Chandran Nair spoke at the India Today Conclave on 21 March 2007. Click here to watch Chandran Nair and Dr. Francis Fukuyama on YouTube.
GIFT founder and chief executive Chandran Nair helped set the tone at an international conference tackling some of the toughest issues facing the planet, in a discussion with American author and Johns Hopkins University professor Francis Fukuyama.
In its sixth year, the annual conference of Nobel laureates, key policymakers, thinkers, business and industry leaders pondered “The Challenges of the Brave New World”. The conclave was “conceived to provide a forum for a free and frank exchange of ideas”, its website says, a forum where they can “… discuss and debate ideas – and the issues and the solutions arising out of them”.
“Today, as the war on terrorism intensifies with the world itself at stake, the India Today Conclave hopes its efforts at bringing the best minds together to discuss, debate and offer solutions to issues that plague the world will make a difference,” it says.
The India Today Conclave was held in New Delhi on March 21 and 22, 2007. The diversity of participants’ backgrounds, fields of interest and expertise reflected the breadth of the conference’s scope. Among those taking part were: Manmohan Singh, Prime Minister of India; former Pakistan Prime Minister Benazir Bhutto; former President of Iran Hujjat-Ul-Islam Seyed Mohammad Khatami; N. R. Narayana Murthy of Infosys; Dr Andrew Weil, physician and author; actor Abhishek Bachchan; Paul Saffo, director of the Institute For The Future; multi-Olympic gold medallist Carl Lewis; Sir Richard Hadlee, former New Zealand cricketer; and Mira Nair, film director.

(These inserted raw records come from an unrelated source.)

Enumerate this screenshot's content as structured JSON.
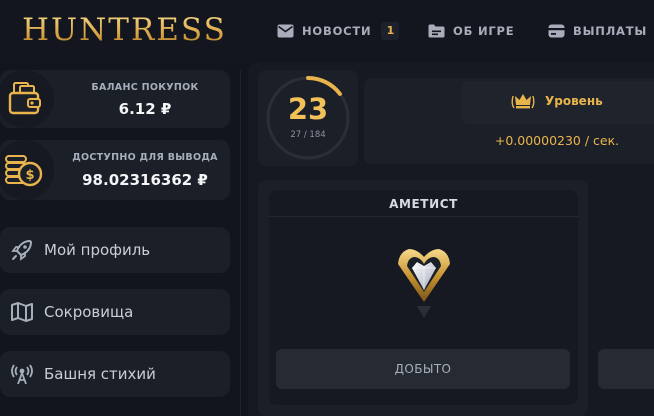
{
  "app": {
    "logo": "HUNTRESS"
  },
  "nav": {
    "news_label": "НОВОСТИ",
    "news_badge": "1",
    "about_label": "ОБ ИГРЕ",
    "payouts_label": "ВЫПЛАТЫ"
  },
  "sidebar": {
    "purchase_balance": {
      "label": "БАЛАНС ПОКУПОК",
      "value": "6.12 ₽"
    },
    "withdraw_balance": {
      "label": "ДОСТУПНО ДЛЯ ВЫВОДА",
      "value": "98.02316362 ₽"
    },
    "items": [
      {
        "label": "Мой профиль",
        "icon": "rocket-icon"
      },
      {
        "label": "Сокровища",
        "icon": "map-icon"
      },
      {
        "label": "Башня стихий",
        "icon": "tower-icon"
      }
    ]
  },
  "level": {
    "number": "23",
    "progress_text": "27 / 184",
    "progress_fraction": 0.147,
    "rank_title": "Уровень",
    "rate": "+0.00000230 / сек."
  },
  "gem": {
    "title": "АМЕТИСТ",
    "button_label": "ДОБЫТО"
  },
  "colors": {
    "accent": "#e9b44c",
    "background": "#12151d",
    "card": "#1b1f28"
  }
}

Top government ministers of India also took part, including Finance Minister P. Chidambaram and Commerce and Industry Minister Kamal Nath.

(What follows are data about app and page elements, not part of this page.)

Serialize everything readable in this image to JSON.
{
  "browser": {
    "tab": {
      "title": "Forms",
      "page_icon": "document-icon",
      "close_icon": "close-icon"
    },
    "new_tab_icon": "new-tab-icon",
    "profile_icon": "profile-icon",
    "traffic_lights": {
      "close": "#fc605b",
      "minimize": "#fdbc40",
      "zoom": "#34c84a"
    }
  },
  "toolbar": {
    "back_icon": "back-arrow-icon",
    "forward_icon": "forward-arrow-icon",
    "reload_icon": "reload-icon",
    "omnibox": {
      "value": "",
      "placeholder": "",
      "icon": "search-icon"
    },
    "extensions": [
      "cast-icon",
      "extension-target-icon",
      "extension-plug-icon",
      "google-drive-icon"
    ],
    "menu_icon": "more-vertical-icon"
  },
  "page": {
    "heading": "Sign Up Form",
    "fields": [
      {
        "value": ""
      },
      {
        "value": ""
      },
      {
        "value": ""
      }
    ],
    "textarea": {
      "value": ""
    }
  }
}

Professor Fukuyama and Mr Nair presented two very different points of view of history and visions of the future. Their session, entitled “The World: End of History or Brave New Future?” played on the title of Professor Fukuyama’s essay, “The End of History?”, which caused a stir when it was published in international affairs journal The National Interest in 1989.

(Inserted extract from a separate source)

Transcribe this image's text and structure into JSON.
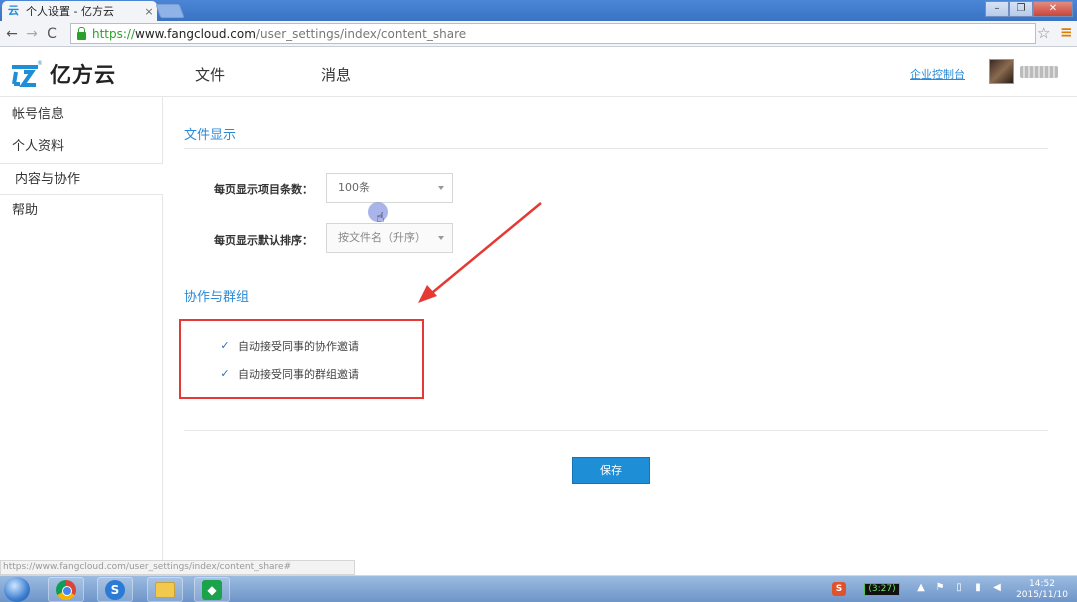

Professor Fukuyama sought to clarify misunderstandings of his thesis, which he expanded in to a book, “The End of History and the Last Man”, published in 1992. He also spoke about four ways in which the thesis might either be challenged or might have to be modified by developments since he articulated it, characterizing them as challenges that were standing between now and “a global disaster”: the exception of Islam and the Muslim world to the general pattern of modernisation; the democratic deficiency at the international level; governance and development; and technology.
Twist to history
For his part, Mr Nair contended that history “is the victors’ fables all agreed. It is not our version …”
He warned that the threat of fundamentalism was from all sides, and that its simplistic notions of good and evil found expression in “people riddled with intolerance, poor understanding, lacking wisdom, and a severe lack of generosity”.
Mr Nair challenged Asians to shake off their inferiority complex, rise above their resentment of the past, and pursue and promote greatness in Asian institutions and institutes to contribute the richness of their knowledge, cultures, and ideas to the world: “The world needs us, needs us to engage. It needs a wider perspective. It needs our understanding, our aspirations,” he said.
He challenged Asians: “Where are our viewpoints, our contributions to this global discourse? If we remain silent, then the [prevailing] ideology is right, a western, imperialist viewpoint,” he said, making it immediately clear that “I am not anti-western, by the way”.
Mr Nair presented his vision for the world as a series of challenges that had to be met before it could be achieved:
• The resolution of historical injustices
• Tackling unfair trade
• The resolution of unequal wealth distribution
• Tackling poor governance
• Dealing with religious intolerance on all sides
• Resolving the human impact on the ecology